Yes, you can certainly use group VI elements for n-type doping in semiconductors which contain pentavalent atoms. Some examples are: Sulfur, Selenium, and Tellurium which turn Gallium Arsenide into an n-type semiconductor. However, Gallium Arsenide is a compound semiconductor; and I don't think elements in groups II, III, V, VI can form semiconductors by themselves (i.e. without combining with elements from other groups). You can see a list of semiconductors here:
You can see that there are mostly group IV, III-V, and II-VI present.
As Ron said, carbon, in diamond form, would be pretty expensive. However, in 2004 graphene was found to be another allotrope of carbon; it is turning out to be a promising candidate for electronics. The electron mobility is orders of magnitude better than Silicon. As a matter of fact, it is better than the best semiconductors (such as InSb) known so far. Graphene, unlike diamond, is very cheap. You produce some of it every time you write with a pencil! Also, you can dope graphene the same way as silicon; i.e. with group V elements to become an n-type semiconductor.
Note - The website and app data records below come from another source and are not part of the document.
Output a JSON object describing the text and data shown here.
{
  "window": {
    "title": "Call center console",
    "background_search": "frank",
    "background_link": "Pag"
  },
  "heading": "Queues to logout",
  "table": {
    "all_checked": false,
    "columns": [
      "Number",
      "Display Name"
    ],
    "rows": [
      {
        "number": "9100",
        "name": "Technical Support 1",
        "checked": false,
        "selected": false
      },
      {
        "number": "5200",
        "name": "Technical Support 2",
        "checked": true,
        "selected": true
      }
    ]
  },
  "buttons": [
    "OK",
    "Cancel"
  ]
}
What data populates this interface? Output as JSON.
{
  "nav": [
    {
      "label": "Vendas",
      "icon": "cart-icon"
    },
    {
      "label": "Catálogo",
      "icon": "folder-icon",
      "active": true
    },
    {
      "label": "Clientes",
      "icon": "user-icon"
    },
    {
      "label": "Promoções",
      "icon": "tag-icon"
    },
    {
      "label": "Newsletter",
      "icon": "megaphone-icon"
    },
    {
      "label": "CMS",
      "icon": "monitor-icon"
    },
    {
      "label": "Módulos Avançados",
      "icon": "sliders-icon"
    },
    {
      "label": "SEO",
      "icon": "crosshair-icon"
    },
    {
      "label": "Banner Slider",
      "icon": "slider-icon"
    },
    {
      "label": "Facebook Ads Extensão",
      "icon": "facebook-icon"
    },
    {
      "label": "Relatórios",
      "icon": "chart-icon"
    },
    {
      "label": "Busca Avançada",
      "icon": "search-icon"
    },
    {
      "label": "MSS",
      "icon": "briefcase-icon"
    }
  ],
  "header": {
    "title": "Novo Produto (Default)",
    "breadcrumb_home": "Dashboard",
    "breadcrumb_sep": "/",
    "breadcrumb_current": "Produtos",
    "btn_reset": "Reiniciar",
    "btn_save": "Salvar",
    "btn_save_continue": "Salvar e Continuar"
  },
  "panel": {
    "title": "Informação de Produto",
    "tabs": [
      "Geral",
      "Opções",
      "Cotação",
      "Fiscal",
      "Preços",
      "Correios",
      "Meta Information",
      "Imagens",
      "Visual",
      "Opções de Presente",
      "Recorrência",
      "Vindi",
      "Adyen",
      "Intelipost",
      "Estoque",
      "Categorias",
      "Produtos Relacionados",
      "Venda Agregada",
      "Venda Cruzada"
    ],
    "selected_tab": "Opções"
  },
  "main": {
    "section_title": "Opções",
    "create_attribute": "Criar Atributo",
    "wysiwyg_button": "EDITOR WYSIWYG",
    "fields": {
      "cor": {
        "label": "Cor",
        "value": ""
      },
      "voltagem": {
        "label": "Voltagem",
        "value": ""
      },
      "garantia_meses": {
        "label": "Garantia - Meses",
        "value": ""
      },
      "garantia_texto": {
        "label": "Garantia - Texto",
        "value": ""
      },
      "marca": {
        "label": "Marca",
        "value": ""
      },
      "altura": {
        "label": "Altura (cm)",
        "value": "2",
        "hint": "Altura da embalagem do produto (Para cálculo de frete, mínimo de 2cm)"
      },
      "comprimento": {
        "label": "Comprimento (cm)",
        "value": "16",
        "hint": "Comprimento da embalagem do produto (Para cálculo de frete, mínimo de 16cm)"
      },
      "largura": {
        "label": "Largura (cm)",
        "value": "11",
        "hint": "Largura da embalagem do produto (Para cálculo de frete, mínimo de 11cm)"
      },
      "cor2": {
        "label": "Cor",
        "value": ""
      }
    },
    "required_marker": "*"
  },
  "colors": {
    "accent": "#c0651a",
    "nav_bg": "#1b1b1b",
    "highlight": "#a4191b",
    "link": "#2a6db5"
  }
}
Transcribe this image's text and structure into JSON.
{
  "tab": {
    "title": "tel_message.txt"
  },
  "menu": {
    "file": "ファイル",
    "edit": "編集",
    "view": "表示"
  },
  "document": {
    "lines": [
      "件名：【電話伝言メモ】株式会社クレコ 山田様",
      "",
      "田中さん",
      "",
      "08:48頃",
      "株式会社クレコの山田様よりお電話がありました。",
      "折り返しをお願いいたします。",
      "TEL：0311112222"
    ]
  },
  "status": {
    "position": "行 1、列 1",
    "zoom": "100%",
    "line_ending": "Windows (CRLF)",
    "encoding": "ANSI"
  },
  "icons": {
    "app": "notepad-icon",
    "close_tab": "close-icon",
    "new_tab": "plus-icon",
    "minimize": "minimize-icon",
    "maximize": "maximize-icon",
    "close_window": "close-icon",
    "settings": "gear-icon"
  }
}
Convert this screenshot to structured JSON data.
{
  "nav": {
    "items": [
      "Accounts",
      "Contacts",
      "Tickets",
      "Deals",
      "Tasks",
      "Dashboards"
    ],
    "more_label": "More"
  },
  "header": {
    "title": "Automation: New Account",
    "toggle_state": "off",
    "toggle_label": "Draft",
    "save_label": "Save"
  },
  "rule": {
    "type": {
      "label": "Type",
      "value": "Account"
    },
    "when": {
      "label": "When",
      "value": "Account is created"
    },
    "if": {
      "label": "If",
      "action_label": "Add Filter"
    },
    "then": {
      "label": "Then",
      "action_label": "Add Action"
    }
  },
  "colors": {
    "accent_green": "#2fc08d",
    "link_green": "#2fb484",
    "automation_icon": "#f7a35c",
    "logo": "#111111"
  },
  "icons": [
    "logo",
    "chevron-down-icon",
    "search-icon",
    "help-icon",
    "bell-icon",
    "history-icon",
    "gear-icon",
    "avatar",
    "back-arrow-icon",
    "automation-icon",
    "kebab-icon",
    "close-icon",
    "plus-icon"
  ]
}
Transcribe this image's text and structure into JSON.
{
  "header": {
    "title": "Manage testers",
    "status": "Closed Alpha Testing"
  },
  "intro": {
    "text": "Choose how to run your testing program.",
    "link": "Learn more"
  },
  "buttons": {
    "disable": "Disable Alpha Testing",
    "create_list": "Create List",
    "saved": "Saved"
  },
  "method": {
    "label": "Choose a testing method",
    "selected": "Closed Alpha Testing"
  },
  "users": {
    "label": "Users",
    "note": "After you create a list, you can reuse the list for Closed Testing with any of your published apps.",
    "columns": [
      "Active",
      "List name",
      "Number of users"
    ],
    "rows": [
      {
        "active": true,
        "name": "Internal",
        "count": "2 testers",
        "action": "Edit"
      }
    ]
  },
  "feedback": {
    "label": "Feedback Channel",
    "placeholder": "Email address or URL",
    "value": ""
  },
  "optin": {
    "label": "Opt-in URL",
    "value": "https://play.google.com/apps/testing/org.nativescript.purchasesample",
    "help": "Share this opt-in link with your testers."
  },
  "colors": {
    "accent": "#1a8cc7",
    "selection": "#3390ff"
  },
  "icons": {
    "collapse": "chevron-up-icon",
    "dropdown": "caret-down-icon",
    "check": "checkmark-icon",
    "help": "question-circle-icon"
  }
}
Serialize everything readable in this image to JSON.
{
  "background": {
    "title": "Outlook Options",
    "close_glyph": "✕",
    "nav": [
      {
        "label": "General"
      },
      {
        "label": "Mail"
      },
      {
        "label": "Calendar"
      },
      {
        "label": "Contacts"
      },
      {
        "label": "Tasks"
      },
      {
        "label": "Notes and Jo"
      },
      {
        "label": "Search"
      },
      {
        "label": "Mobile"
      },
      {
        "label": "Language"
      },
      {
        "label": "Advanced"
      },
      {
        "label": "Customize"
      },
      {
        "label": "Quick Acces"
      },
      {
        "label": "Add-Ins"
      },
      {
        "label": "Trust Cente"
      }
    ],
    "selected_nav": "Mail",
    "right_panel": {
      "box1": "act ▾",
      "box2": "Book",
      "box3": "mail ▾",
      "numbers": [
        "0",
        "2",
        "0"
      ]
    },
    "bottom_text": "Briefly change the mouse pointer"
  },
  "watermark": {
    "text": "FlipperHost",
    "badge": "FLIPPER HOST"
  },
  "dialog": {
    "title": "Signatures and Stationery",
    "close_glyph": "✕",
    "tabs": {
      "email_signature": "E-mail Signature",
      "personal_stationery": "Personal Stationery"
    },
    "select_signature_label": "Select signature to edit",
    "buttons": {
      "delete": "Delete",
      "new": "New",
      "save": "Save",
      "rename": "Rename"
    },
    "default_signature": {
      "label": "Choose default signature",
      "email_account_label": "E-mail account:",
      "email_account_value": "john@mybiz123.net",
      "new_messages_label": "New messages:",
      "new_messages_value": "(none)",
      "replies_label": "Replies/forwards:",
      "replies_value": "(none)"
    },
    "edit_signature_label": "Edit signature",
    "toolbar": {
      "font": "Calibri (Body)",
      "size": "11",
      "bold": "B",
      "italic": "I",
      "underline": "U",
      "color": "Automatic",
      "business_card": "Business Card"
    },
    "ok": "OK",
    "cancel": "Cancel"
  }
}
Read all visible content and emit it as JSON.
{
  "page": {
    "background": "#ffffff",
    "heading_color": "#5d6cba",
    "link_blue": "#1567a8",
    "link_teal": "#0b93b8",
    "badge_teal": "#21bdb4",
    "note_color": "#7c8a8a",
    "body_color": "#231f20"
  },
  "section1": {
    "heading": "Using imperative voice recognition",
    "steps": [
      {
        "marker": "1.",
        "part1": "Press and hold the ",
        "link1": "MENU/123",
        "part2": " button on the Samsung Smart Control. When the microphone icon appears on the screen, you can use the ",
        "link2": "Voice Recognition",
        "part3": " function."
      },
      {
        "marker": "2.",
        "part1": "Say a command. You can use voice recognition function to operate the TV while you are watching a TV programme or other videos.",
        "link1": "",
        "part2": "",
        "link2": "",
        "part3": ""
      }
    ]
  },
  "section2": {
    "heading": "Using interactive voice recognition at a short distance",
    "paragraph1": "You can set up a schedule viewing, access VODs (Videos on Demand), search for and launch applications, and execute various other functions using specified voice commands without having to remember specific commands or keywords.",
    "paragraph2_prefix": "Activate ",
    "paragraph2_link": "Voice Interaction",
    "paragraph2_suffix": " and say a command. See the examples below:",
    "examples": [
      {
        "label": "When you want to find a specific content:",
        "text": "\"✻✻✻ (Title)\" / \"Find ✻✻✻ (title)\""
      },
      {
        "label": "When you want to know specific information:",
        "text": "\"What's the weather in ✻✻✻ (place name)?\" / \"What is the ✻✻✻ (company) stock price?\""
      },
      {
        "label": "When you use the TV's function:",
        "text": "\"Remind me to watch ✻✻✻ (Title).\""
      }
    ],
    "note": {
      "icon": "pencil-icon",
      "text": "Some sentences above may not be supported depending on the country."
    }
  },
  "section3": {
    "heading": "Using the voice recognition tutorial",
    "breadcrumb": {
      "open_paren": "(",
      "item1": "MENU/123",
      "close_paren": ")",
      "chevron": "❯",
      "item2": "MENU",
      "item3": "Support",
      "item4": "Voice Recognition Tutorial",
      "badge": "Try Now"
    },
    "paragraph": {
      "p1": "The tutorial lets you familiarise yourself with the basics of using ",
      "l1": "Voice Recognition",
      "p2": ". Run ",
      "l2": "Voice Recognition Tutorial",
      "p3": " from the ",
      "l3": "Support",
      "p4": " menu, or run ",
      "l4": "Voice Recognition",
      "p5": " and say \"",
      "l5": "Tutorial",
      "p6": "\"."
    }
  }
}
But the interesting thing about graphene is that you can also dope it electrostatically.